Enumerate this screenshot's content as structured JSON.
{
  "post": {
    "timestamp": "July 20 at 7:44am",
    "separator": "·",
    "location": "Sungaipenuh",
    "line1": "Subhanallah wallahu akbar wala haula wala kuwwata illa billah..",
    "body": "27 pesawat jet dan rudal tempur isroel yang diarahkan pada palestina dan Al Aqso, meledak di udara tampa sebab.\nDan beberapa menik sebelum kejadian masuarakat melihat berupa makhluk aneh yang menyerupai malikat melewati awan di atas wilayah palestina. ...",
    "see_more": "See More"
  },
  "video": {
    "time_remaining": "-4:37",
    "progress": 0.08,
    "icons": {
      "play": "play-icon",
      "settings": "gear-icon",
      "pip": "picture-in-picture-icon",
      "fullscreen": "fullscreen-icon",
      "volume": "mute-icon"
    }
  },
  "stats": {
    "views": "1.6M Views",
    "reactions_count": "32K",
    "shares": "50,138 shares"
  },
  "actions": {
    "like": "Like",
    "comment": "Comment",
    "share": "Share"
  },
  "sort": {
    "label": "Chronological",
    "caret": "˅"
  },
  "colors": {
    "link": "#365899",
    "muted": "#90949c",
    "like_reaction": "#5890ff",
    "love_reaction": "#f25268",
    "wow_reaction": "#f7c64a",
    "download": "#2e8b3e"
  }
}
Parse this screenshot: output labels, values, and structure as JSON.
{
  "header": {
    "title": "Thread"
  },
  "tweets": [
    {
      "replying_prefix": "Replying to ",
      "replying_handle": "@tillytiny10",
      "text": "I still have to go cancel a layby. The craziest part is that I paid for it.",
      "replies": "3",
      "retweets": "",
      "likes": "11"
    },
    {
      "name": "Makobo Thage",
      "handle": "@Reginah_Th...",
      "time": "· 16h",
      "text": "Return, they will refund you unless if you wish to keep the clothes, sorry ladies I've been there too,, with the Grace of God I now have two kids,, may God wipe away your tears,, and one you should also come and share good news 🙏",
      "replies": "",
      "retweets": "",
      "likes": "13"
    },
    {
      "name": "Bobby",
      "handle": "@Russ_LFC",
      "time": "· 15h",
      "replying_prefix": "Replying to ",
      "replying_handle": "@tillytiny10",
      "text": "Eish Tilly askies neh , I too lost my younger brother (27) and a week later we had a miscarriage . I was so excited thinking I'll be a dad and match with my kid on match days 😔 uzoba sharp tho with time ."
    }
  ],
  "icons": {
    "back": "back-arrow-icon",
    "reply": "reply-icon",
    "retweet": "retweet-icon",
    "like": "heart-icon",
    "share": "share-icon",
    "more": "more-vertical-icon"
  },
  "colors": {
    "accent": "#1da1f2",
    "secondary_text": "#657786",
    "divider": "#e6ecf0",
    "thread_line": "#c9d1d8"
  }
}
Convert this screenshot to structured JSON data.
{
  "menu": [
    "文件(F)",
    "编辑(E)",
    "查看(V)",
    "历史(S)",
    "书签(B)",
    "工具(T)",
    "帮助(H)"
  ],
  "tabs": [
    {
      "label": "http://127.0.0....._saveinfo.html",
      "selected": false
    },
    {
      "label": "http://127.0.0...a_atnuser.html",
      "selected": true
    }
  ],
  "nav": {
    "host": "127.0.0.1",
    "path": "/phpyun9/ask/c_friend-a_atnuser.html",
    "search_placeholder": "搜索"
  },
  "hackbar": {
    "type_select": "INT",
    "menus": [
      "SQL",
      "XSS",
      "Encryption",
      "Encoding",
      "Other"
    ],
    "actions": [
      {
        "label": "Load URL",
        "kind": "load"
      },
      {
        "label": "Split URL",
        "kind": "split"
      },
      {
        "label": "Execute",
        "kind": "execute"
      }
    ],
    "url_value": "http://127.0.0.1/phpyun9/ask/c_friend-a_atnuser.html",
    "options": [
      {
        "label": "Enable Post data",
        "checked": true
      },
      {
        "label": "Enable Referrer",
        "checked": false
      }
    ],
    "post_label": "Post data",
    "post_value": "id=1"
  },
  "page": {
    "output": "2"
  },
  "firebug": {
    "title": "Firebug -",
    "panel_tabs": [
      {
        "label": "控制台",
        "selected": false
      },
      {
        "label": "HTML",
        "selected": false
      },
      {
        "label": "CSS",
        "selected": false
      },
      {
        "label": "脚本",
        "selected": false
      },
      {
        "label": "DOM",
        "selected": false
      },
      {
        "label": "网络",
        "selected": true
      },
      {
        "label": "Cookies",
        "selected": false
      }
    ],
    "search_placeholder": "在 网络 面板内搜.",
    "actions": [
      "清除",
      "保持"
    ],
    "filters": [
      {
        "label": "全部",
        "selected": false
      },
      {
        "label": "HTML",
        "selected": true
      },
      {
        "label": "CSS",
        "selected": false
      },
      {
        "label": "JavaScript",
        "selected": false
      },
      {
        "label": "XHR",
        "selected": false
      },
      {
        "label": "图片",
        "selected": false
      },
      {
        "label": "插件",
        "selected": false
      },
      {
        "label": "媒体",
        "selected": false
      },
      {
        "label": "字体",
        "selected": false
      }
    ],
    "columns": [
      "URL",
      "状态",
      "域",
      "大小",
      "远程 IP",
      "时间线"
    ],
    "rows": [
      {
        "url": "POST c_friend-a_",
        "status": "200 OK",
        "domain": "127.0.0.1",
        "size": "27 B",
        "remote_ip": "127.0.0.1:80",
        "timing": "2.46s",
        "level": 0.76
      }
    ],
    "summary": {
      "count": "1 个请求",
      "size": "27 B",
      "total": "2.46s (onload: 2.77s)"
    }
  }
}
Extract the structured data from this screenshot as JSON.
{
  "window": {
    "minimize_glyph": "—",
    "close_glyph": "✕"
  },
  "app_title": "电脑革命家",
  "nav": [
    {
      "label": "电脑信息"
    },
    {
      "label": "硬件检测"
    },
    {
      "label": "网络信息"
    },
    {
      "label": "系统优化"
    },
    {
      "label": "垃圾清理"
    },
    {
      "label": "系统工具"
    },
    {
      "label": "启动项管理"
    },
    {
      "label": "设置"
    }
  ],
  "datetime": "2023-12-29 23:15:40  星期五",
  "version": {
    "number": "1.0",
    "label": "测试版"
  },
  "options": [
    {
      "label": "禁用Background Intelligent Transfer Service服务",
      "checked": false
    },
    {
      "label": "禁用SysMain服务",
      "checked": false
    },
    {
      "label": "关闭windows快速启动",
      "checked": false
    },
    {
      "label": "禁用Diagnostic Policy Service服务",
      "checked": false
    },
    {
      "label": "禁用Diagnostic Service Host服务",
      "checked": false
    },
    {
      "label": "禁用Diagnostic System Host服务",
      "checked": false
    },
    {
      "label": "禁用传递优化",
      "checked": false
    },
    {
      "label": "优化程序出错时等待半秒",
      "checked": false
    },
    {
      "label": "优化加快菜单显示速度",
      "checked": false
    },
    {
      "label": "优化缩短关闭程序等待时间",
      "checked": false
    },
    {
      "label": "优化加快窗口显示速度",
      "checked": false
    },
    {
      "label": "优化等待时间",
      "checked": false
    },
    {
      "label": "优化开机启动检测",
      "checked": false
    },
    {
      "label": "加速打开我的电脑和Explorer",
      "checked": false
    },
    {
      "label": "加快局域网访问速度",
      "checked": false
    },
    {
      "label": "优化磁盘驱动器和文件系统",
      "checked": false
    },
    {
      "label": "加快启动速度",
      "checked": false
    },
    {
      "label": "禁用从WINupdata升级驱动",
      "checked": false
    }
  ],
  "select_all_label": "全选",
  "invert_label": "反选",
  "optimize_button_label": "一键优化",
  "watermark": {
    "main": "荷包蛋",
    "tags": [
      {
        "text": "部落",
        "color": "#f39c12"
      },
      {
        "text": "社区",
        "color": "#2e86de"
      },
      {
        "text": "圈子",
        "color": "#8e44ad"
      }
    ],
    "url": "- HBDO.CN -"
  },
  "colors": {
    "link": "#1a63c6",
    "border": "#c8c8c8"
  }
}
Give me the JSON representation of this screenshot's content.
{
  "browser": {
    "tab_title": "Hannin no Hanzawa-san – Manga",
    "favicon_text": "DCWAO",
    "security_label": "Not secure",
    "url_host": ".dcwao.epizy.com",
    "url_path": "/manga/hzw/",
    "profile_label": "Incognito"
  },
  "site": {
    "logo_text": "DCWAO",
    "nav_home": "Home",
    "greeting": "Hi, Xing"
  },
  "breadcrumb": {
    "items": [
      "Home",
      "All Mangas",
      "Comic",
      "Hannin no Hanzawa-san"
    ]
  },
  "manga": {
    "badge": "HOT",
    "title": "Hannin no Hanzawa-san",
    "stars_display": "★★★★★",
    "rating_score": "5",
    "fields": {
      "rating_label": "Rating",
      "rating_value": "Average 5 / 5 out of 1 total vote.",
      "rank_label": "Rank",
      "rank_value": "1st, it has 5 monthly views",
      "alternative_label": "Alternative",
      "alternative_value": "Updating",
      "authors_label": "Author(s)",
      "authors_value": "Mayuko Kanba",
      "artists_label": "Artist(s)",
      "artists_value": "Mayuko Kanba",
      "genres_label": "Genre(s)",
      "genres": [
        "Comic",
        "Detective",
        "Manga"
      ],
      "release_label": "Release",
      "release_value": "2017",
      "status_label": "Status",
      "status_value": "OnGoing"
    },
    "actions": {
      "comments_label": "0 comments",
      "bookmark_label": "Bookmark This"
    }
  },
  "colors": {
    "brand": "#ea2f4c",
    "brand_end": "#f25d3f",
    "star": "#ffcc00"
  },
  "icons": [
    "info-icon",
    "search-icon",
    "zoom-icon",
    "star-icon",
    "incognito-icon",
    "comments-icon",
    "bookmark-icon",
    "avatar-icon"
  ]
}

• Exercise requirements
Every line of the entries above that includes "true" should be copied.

• Response to this exercise
      "selected": true
        "checked": true
        "selected": true
        "selected": true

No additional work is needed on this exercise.